Suzanne Finnamore, The Zygote Chronicles

Coffee Log, Day 244

Hi.

Coffee: Cafe Pajaro Extra Dark, Trader Joe’s Brand

I got Chinese with my roommate then went home to watch Haunting of Hill House. Everyone’s been talking it up. We popped the tops on plastic quart cartons and ran the first episode. They filmed it with a filter that makes everyone look jaundiced. All the actors and actresses looked the same. We stopped the show three times just to figure out who was who.

So anyway, I’ve got lukewarm first impressions of Hill House, but dinner was great. The lady at the restaurant always smiles when she sees me. That’s nothing special, she smiles for everyone. I ordered the Sichuan tofu. It was piping hot. At home, halfway through the show, I had a moment where I got a bit of onion and a bit of sauce, dipped it in steamed rice, and realized I’d die someday.

I’ve been thinking ‘death’ since birth. In 3rd grade I used to imagine I might get reincarnated as the lead singer of the Goo Goo Dolls. I’d picture myself in his body playing shows. He was the coolest person I could think of. I imagined this every night as I was going to sleep. If I didn’t, it was all cold sweats and heavy breathing, the black wall of inevitability. Like I said, I’m an over-thinker.

So it wasn’t too unusual to think about dying when the slick, red, acidic stuff touched my tongue. But the way it felt tonight was more of a ‘maybe this is okay.’ I’ve been stressed lately. Taken in full, 2018’s done a number. It’s like the third week of school: first is exciting; second’s a breeze; the third is when the tests come, and no matter how you do there’s no going back from the bright red branding of the grade. I’ve been considering next year, and the year after. I feel stretched like good leather.

After the first perfect bite I took another. Some broccoli, dipped. The rich sauce got caught in her green perm. It tasted like something that shouldn’t be so good for you. The stem snapped in my jaw. I washed her down with tapwater.

“I’m gonna die someday,” I thought, “but this is nice for now.”

We finished dinner and the episode. I feel pretty full.

Currently Reading: Autumn, Ali Smith; Cherry, Nico Walker

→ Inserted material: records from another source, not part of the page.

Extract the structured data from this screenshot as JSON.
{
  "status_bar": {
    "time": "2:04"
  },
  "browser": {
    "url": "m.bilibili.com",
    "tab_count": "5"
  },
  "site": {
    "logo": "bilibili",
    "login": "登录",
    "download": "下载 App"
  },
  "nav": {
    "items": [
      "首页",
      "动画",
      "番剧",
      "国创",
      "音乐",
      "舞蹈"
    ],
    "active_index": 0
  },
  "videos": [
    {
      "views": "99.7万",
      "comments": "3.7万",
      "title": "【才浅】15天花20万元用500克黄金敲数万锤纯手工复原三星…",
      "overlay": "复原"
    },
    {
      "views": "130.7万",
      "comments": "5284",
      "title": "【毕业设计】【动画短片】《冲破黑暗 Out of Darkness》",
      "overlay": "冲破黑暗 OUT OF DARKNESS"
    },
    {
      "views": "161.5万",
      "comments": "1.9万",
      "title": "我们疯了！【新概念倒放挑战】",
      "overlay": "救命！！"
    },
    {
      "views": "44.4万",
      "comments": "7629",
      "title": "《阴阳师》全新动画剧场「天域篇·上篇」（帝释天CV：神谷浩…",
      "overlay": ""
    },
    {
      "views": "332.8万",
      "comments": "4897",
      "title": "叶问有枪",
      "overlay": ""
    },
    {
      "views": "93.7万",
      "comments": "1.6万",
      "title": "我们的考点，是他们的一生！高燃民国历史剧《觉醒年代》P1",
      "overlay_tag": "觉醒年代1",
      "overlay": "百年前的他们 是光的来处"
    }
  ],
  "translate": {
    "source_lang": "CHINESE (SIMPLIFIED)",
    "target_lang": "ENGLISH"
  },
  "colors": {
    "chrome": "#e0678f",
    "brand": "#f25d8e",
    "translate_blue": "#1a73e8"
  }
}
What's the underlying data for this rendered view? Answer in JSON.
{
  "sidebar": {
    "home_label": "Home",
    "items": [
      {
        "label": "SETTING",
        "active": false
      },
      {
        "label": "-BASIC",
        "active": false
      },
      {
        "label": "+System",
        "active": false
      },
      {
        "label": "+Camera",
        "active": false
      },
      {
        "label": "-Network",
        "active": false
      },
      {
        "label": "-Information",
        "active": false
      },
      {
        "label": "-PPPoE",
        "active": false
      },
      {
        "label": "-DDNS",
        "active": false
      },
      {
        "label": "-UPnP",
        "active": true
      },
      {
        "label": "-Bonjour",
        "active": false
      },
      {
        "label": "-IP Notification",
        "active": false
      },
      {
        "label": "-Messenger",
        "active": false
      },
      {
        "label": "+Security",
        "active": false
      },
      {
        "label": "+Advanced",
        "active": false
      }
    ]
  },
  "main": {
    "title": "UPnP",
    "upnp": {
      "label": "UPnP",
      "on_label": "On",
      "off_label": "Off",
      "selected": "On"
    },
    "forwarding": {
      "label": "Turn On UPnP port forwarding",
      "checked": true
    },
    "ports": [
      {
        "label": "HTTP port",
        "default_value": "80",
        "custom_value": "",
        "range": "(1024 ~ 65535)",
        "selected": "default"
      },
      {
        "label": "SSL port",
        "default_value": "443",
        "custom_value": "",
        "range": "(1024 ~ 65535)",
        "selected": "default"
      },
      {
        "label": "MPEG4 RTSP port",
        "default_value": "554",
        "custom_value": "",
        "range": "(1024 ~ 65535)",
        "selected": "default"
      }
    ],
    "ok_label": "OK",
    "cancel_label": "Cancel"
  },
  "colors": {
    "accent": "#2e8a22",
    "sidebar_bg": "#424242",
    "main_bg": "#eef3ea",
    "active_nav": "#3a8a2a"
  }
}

Support Relief for Family Suffering at the BorderRAICES DONATION CAMPAIGN

“…food that can burn you down to a charred, smoking little stump.” – Anthony Bourdain, Parts Unknown, Sichuan episode

IMG_1738